—————————

There are many things wrong with this ‘assessment,’ but I summed them up in a short email:

Dear CJ:

I regret to inform you that it is doing fine as it is; any ‘line edit’ would absolutely destroy the style and voice.

The ‘flaws’ you point out are deliberate choices.

Those who like it, love it. It is gathering a nice bunch of reviews on Amazon.

Thanks for your consideration.

Alicia Butcher Ehrhardt, PhD

I sent the email – and then realized there was a donotreply on the email address, so I decided to put it up here instead (though I doubt anyone from XXX will see it).

I have detailed some of those deliberate choices in my post Rules for punctuating consistently: a writer’s unique style.

For example, and to confirm I know the difference between first and third person pov, I use First person and italics to indicate direct internal monologue (ie, an actual thought the character has in exactly those words); there are one or two of those in places where we have access to the character’s thoughts. For indirect internal monologue (general musing), I use Third person and no italics, and that is how we see the story, from the three characters’ points of view. Orson Scott Card taught me how to vary the Third person distance; once you get the hang of it, you can do everything from describing the landscape to being in the character’s head at his/her most intense moments.

I NEVER break the fourth wall.

ALL description is done from the point of view of the characters, a SINGLE character per scene.

And if XXX had bothered to look carefully, the dialogue in that little exchange where Bianca is reviewing in her mind the meeting she just had with Pentell, as she is being driven home, is very carefully marked with single quotes – memories – to distinguish it from the conversation she is simultaneously having with Michael in the car.

It takes a long time for a writer to develop a voice.

You either like what I’m doing – or you don’t get it, and don’t like it, because it isn’t the way you’re used to getting stories fed to you. There isn’t much I can do about that.

But the thought of what a ‘line edit’ from someone like their ‘assessor’ – who has no idea what I’m doing consistently and on purpose – would do to Pride’s Children made my stomach hurt.

Thanks for letting me rant – if you got this far.

Have you had a similar experience with an ‘editor’ – either as a writer or in school? Business English and fiction have no commonalities!

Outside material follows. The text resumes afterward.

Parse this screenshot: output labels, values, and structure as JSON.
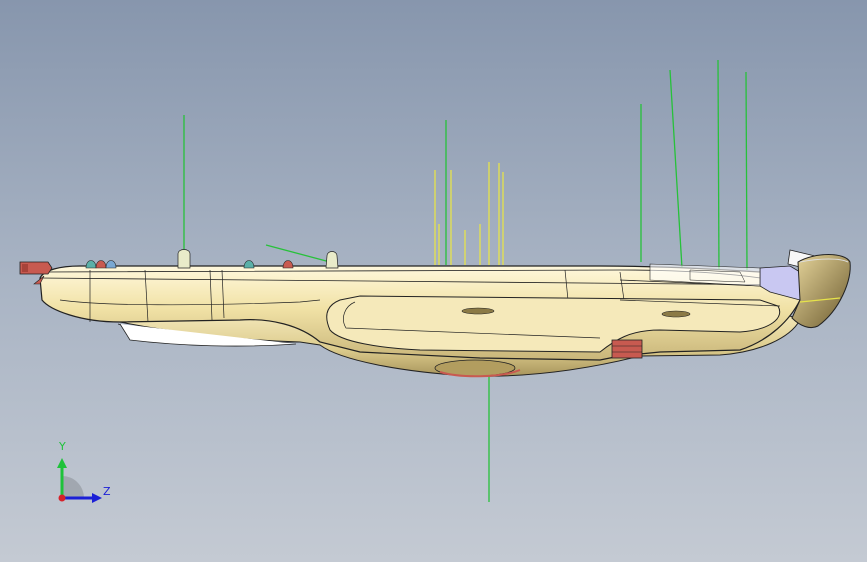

Complete sentences? Really?

Please share your pain.

——-

*Thanks to Stencil for the ability to make 10 free image/quotes per month, more with a paid account.